■ **Task objective**:
Each line of the records containing "phone" is to be copied out and returned.

■ **Provided data**:
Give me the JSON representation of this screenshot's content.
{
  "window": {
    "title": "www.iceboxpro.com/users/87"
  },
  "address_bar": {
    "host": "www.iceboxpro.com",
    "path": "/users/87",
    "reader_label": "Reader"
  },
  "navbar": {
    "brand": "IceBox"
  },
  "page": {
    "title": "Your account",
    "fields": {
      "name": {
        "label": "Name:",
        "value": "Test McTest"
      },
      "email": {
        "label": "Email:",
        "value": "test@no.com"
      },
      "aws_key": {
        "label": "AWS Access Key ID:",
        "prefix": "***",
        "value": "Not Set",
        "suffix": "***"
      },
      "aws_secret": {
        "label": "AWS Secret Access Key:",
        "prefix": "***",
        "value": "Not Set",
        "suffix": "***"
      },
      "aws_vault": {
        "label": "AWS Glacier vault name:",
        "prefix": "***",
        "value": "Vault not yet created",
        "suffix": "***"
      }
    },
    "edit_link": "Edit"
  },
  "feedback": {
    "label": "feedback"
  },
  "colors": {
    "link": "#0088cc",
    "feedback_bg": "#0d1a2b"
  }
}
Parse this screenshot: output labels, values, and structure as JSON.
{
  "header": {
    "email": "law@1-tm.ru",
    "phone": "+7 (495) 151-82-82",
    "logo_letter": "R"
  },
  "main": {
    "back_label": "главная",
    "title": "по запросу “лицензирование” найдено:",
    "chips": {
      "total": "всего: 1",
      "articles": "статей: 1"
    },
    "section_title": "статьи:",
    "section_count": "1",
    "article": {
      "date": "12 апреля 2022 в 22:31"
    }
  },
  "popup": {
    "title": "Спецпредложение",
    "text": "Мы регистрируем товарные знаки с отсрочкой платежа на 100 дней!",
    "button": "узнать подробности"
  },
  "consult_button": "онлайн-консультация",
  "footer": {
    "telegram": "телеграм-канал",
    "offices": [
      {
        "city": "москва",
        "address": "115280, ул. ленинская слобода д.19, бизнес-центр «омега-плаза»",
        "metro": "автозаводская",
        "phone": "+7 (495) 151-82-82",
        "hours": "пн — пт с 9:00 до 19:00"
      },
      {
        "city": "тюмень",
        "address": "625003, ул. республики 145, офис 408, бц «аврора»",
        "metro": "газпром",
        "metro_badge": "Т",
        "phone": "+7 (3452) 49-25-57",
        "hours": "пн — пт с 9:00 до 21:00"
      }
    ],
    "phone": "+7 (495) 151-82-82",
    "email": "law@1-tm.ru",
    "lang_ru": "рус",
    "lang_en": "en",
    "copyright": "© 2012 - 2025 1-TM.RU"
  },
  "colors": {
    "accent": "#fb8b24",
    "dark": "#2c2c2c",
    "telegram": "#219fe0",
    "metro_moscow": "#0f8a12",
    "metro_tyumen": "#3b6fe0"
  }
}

■ **Result of this task**:
    "phone": "+7 (495) 151-82-82",
        "phone": "+7 (495) 151-82-82",
        "phone": "+7 (3452) 49-25-57",
    "phone": "+7 (495) 151-82-82",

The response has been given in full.